Finch said he hopes the initiative, if passed, would generate tax revenues for the cities and county.
As of May 31, the committee had more than $800 in cash on hand, and had spent more than $1,500 in ads and signs.
An opposition group, Keep Independence Dry and Safe, has formed in opposition of the ballot initiative. The group appears to be a grassroots campaign with much of its contributions coming from individual residents and several churches in the area.
As of May 31, the group had more than $6,100 in cash on hand, and had spent more than $3,000 in ads, signs and billboards.
While several local initiatives are underway across the state, there is a possibility of a proposed constitutional amendment being on the November ballot that, if approved by voters, would make alcohol sales legal in all Arkansas counties.
The text and title of the proposed constitutional amendment, The Arkansas Alcoholic Beverage Amendment, was penned by Little Rock attorney David Couch and approved by Attorney General Dustin McDaniel last month.
To make its way to the ballot, the amendment needs the signatures of 78,133 registers voters by the July 7 deadline, with at least 5 percent of the voters in 15 different counties..
Couch told Arkansas Business on Thursday he has enlisted the help of National Ballot Access to conduct petition drives in Faulkner, Craighead and Saline counties. He said he has also partnered with initiatives in Jacksonville, and Independence and Columbia counties.
As of now, Couch said the proposed amendment has gained more than 20,000 signatures and has met minimum qualifications in 10 of 15 counties.
A ballot initiative committee, Let Arkansas Decide, was formed in support of the proposed amendment June 11, according to Arkansas Ethics Commission records. Couch is listed as the committee's attorney and treasure. No financial reports have been filed with the ethics commission, as of Thursday, but Couch said contributions are coming in.

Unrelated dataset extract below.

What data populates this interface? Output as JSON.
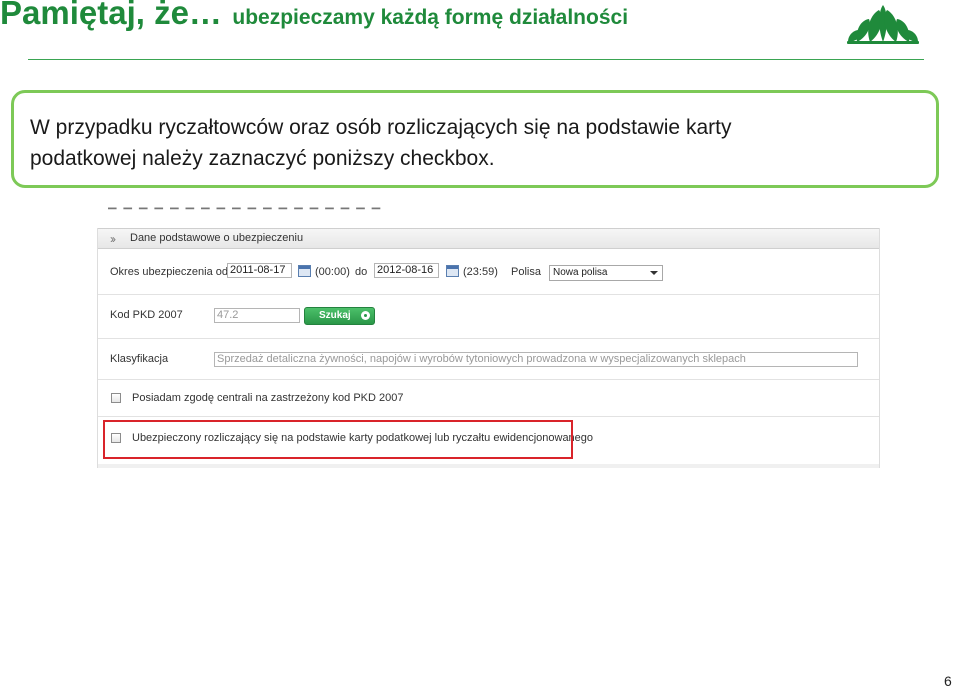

If the amendment is approved, alcohol sales would be legal in all Arkansas counties, and all laws that allowed counties to hold individual wet-dry votes would be repealed.